TASK TO COMPLETE » Search through the entries for the word "Service" and copy every line that has it.

TASK INPUTS »
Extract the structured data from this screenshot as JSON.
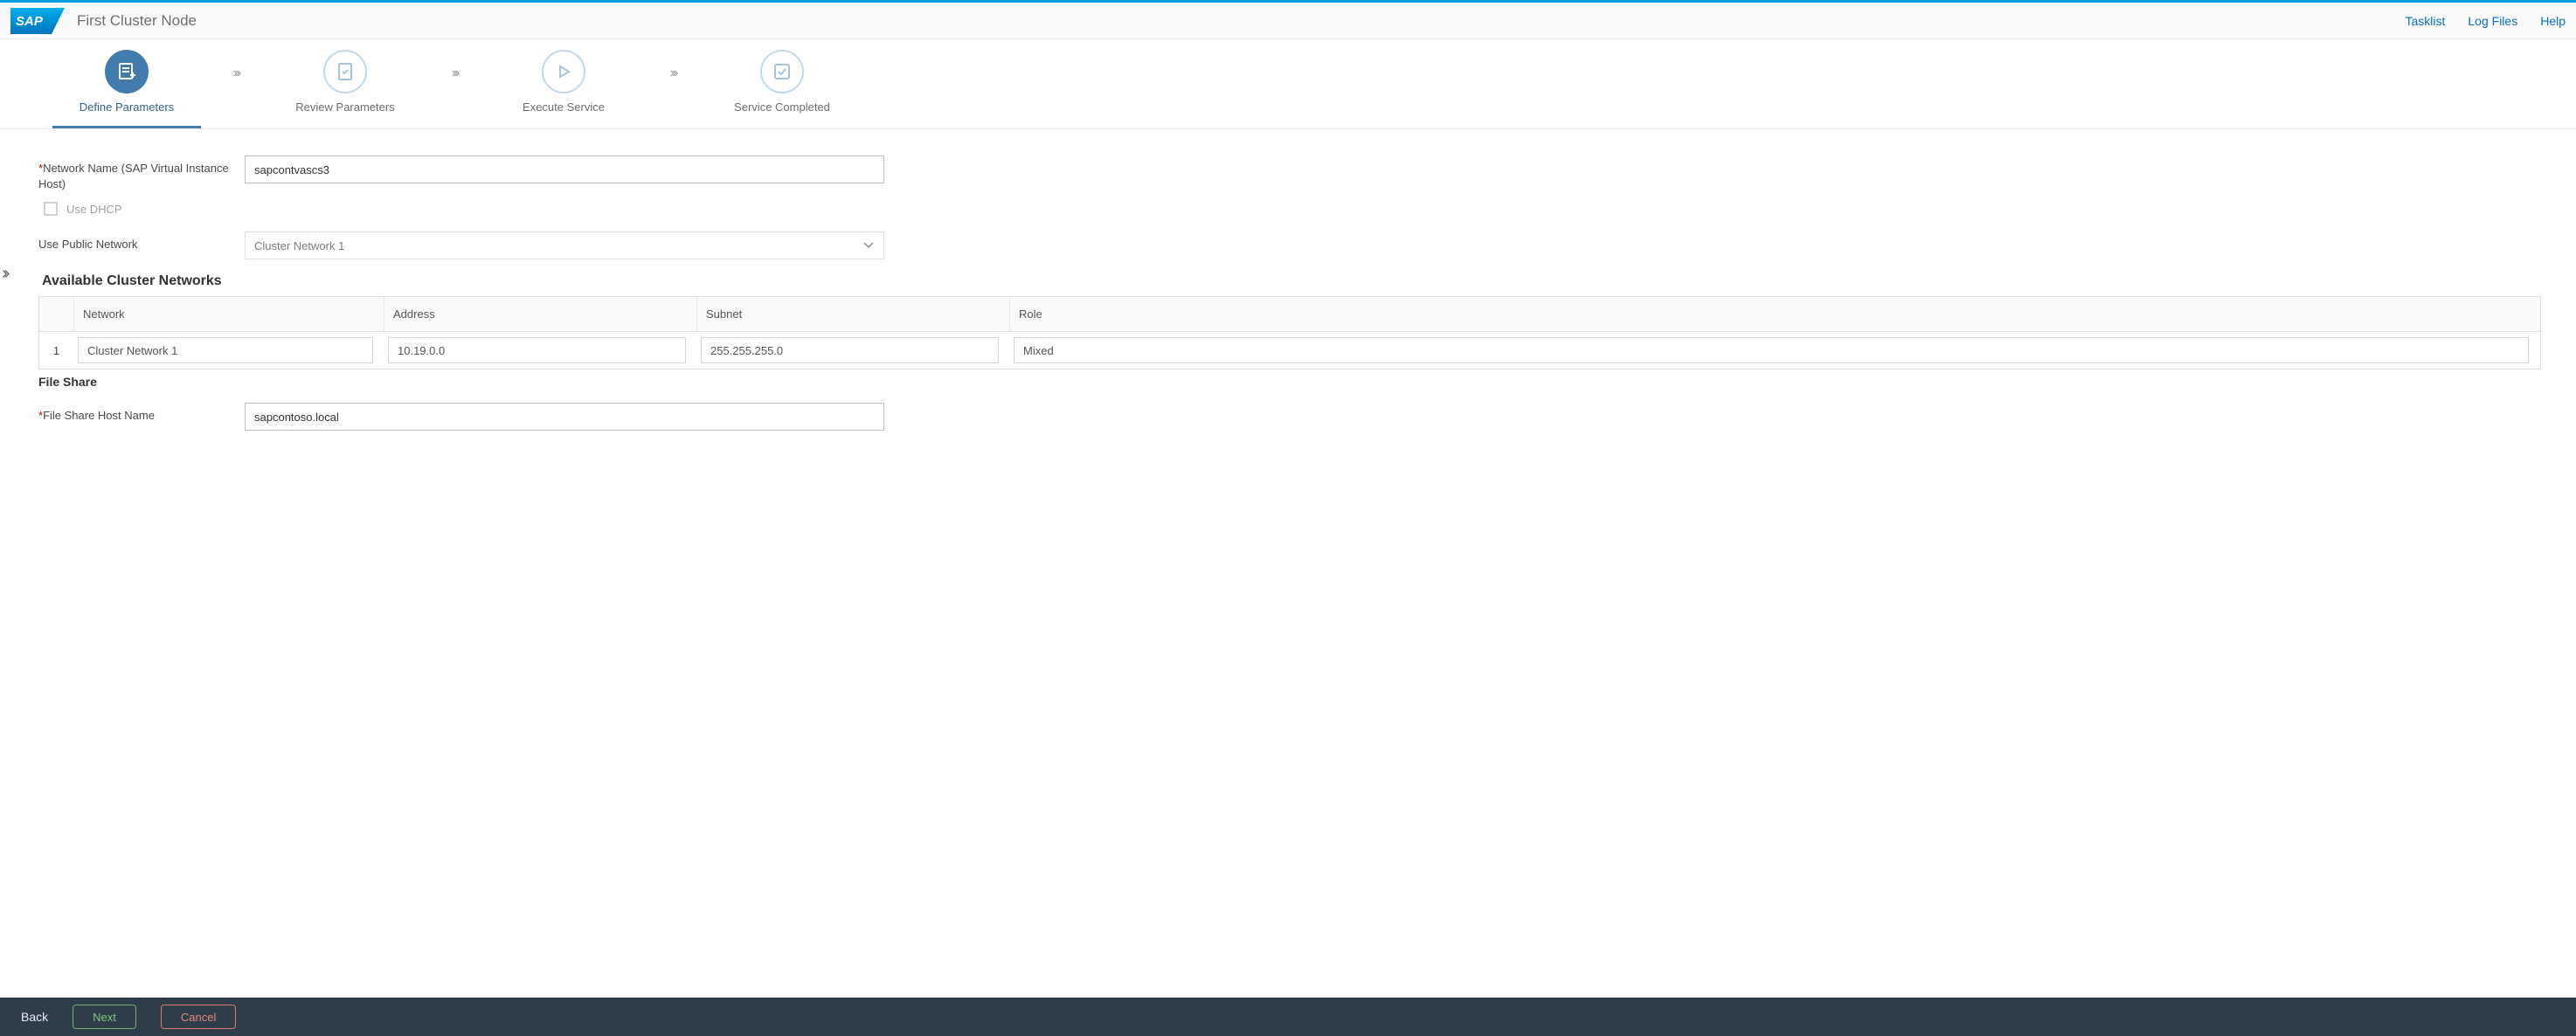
{
  "header": {
    "page_title": "First Cluster Node",
    "nav": {
      "tasklist": "Tasklist",
      "logfiles": "Log Files",
      "help": "Help"
    }
  },
  "wizard": {
    "steps": {
      "define": "Define Parameters",
      "review": "Review Parameters",
      "execute": "Execute Service",
      "completed": "Service Completed"
    }
  },
  "form": {
    "network_name_label": "Network Name (SAP Virtual Instance Host)",
    "network_name_value": "sapcontvascs3",
    "use_dhcp_label": "Use DHCP",
    "use_public_network_label": "Use Public Network",
    "use_public_network_value": "Cluster Network 1"
  },
  "sections": {
    "available_networks": "Available Cluster Networks",
    "file_share": "File Share"
  },
  "table": {
    "headers": {
      "network": "Network",
      "address": "Address",
      "subnet": "Subnet",
      "role": "Role"
    },
    "rows": [
      {
        "idx": "1",
        "network": "Cluster Network 1",
        "address": "10.19.0.0",
        "subnet": "255.255.255.0",
        "role": "Mixed"
      }
    ]
  },
  "file_share": {
    "host_label": "File Share Host Name",
    "host_value": "sapcontoso.local"
  },
  "footer": {
    "back": "Back",
    "next": "Next",
    "cancel": "Cancel"
  }
}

SOLUTION »
      "execute": "Execute Service",
      "completed": "Service Completed"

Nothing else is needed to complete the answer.